A business professional with experience in tax mitigation strategies, Samuel Brice Hall serves as the director of investor relations for Piedmont Private Equity, LLC. In his leisure time, Samuel Brice Hall loves cooking and is especially skilled at making seafood dishes.
Buying fish is an important step in creating flavorful seafood dishes, but finding fresh fish can sometimes be a challenge, especially if you live in a landlocked area. If you're buying a whole fish, pay close attention to the fish's eyes. When the fish is fresh, its eyes appear bright and clear; they are never sunken or cloudy.
The gills and skin on a whole fish also indicate freshness. Gills should be bright red and the skin should be clean and taut. Finally, the stomach of a fresh fish should be tight, and there should be no “fishy” or pungent smell emanating from the fish.

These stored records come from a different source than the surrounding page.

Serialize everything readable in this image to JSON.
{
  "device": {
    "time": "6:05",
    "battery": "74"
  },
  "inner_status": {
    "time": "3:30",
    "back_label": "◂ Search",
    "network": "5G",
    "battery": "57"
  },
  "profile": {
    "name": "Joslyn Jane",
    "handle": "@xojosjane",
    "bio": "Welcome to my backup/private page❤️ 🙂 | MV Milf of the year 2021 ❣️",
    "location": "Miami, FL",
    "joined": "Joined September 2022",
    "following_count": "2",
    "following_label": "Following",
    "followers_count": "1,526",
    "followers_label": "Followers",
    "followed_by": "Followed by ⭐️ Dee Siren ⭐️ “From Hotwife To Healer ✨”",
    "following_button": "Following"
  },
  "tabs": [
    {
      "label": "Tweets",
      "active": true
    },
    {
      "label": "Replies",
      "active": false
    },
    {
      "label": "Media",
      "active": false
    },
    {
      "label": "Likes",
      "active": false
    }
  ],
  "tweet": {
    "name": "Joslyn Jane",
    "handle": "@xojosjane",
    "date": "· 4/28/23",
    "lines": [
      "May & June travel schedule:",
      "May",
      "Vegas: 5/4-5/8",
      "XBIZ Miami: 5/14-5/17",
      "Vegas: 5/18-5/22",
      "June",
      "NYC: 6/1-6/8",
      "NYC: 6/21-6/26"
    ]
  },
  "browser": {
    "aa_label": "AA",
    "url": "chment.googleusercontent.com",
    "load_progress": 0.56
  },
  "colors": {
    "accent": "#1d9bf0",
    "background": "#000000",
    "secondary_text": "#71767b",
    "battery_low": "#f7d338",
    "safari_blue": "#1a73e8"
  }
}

Choosing a fresh fish fillet is a similar process, but there are fewer visible guidelines to follow. The odor is often the best way to determine the freshness of a fish fillet – there should be no fishy smell. Any skin left on the fillet should be checked for tightness and cleanliness. The flesh of a fish fillet also serves as a good indicator of freshness. The flesh should be shiny, firm, and moist.
A graduate of the University of North Carolina at Chapel Hill with a bachelor’s degree in communication studies and a master’s degree in accounting, Samuel Brice Hall serves as the director of investor relations at Piedmont Private Equity, LLC. In his leisure time, Samuel Brice Hall enjoys following the University of North Carolina Tar Heels basketball team.
Honored as the collegiate National Player of the Year in 1998, former Tar Heel Antawn Jamison was recently announced as a member of the 2017 Atlantic Coast Conference (ACC) Basketball Legends class. Presented by New York Life, the 2017 ACC Legends class includes 15 former collegiate basketball players and one national championship coach.
Jamison was also named the National Collegiate Athletic Association Regional Most Valuable Player, ACC Tournament MVP, and 1998 ACC Player of the Year, becoming only the second UNC player and the third in the history of the ACC to accomplish these feats. Voted as the ACC Male Athlete of the Year in the same season, Jamison was the second player in the school’s history to average double digits in points (22.2) and rebounds (10.5).
A 16-year veteran of the league, Jamison was voted to play for two National Basketball Association All-Star teams (in 2005 and 2008), and he scored 20,042 points during his career.
A well-established financial executive, Samuel Brice Hall holds a position with Atlanta-based Piedmont Private Equity as director of investor relations. An outdoors enthusiast, Samuel Brice Hall is active with the Southeastern Trust for Parks and Land and enjoys the gardening opportunities that the region offers.
One of the most common ornamental shrubs throughout the South, the gardenia is known for its abundant foliage. Challenging to care for, the plant is particularly sensitive to cold and can die during cold winters. This makes it ideal as a potted plant that can be moved indoors as required.
When outdoors, gardenias prefer partial shade and an acidic soil that contains abundant organic material and is well-drained. Once flowering has occurred, the bush should be pruned back to encourage compact growth. The plant should also be regularly watered, even after the flowering is finished.
A concern for growing gardenias indoors is ensuring that they have sufficient light and humidity. This is particularly problematic during the short, dry winter months. If keeping the plants in south windows does not provide enough light, consider using grow lights. And if the plant is suffering from a lack of moisture in the air, the use of a humidifier can help. Alternatively, plants can be grown together on trays arranged with pebbles kept wet.